■ **TASK STATEMENT**
Read the records that follow and state how many lines hold "label", adding nothing else.

■ **SUPPLIED MATERIAL**
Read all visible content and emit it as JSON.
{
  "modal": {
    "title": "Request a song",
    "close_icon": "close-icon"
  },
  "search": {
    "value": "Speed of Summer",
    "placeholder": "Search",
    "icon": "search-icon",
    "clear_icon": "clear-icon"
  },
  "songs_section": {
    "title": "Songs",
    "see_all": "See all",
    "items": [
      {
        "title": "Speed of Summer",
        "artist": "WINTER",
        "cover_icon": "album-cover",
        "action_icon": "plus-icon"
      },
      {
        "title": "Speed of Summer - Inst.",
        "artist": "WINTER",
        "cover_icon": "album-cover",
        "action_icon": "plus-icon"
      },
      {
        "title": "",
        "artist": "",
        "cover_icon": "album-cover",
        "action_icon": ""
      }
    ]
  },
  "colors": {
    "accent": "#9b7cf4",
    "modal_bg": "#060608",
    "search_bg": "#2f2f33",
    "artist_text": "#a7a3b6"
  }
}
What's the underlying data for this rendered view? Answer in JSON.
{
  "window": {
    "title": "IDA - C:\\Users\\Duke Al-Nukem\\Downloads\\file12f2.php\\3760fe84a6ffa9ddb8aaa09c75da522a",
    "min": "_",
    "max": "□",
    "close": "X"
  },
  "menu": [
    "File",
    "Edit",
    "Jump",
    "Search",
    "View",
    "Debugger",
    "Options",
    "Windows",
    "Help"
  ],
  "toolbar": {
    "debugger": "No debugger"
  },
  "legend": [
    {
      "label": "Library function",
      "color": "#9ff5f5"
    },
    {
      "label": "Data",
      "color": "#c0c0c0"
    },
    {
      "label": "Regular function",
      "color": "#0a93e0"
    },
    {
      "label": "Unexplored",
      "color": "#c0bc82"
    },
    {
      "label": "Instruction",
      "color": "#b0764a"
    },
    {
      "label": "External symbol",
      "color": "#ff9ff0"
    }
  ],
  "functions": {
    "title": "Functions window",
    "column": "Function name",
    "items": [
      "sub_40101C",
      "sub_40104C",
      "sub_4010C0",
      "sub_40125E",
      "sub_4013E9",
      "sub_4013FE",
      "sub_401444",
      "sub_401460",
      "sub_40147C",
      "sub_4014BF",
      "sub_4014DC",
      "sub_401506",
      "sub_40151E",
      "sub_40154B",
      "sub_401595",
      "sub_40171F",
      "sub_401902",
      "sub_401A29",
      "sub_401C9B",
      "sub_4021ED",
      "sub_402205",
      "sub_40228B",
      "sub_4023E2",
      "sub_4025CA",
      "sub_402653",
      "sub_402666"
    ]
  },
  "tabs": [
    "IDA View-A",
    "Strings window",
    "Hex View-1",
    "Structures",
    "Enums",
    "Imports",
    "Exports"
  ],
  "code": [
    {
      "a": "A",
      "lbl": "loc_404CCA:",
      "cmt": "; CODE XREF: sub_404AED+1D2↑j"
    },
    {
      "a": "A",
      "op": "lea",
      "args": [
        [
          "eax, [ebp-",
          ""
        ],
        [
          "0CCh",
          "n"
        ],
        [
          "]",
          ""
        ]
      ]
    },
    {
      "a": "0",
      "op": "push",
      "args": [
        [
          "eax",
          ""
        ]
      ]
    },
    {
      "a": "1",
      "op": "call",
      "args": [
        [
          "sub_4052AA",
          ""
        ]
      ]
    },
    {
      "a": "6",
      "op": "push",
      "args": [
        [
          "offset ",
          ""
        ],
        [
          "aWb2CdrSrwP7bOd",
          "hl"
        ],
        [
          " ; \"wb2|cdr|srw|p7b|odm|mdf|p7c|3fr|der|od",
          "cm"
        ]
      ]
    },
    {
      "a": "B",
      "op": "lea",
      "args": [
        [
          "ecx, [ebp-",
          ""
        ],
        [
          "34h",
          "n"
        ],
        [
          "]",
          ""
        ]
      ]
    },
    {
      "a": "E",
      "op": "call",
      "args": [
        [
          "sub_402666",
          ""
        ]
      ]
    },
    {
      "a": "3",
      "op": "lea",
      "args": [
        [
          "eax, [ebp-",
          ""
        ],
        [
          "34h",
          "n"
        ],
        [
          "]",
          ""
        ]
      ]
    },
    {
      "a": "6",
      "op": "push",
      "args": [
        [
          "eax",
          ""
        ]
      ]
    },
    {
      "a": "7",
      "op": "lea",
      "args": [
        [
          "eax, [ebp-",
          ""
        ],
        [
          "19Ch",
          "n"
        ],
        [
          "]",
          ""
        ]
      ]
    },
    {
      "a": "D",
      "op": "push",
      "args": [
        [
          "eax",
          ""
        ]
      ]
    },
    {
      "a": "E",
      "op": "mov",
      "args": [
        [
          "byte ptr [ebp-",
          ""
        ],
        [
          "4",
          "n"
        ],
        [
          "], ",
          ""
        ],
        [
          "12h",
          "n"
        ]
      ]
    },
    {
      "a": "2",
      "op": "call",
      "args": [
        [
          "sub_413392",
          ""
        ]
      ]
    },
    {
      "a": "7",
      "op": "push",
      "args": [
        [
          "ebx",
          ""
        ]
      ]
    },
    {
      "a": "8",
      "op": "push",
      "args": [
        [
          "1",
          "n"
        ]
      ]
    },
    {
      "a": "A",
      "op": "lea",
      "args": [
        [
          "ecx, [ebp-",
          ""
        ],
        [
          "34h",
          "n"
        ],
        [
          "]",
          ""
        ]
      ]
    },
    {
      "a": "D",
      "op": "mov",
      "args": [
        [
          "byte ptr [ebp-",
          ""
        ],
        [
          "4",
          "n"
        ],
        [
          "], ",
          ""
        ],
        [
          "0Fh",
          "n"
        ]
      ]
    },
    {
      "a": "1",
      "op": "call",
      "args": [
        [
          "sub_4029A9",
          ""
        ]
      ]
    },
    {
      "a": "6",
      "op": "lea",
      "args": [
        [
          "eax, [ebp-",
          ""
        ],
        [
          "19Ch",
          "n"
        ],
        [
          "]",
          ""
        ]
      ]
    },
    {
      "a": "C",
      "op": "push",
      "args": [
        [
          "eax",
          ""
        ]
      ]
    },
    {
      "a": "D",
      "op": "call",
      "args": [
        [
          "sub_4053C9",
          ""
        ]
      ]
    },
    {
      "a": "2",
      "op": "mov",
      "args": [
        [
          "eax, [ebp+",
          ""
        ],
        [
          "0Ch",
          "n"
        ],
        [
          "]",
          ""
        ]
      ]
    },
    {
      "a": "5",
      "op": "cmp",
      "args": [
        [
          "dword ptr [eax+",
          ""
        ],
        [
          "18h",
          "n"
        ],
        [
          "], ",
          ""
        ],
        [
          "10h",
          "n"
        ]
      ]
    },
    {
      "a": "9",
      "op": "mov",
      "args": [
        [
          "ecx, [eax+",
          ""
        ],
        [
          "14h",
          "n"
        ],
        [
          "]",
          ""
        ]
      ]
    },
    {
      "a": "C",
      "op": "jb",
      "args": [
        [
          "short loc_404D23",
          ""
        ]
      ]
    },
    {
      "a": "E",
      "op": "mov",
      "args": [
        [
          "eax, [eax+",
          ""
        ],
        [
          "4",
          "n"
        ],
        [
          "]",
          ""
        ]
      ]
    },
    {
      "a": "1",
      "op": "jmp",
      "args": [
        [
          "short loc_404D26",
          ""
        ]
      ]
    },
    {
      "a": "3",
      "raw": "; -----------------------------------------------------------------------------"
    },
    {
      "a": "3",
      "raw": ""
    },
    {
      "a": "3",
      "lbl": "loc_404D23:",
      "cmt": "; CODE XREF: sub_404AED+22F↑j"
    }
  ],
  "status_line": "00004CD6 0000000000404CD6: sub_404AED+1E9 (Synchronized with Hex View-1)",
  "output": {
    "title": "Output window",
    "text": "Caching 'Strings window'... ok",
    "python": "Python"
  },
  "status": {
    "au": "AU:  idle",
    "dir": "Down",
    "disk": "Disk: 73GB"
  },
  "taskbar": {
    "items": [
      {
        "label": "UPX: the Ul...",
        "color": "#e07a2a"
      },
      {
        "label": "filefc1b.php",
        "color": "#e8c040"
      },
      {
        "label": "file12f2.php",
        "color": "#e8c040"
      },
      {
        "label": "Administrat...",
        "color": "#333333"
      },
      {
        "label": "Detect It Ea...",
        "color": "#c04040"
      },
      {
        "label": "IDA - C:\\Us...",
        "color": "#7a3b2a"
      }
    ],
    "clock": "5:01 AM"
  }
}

■ **EXERCISE RESULT**
12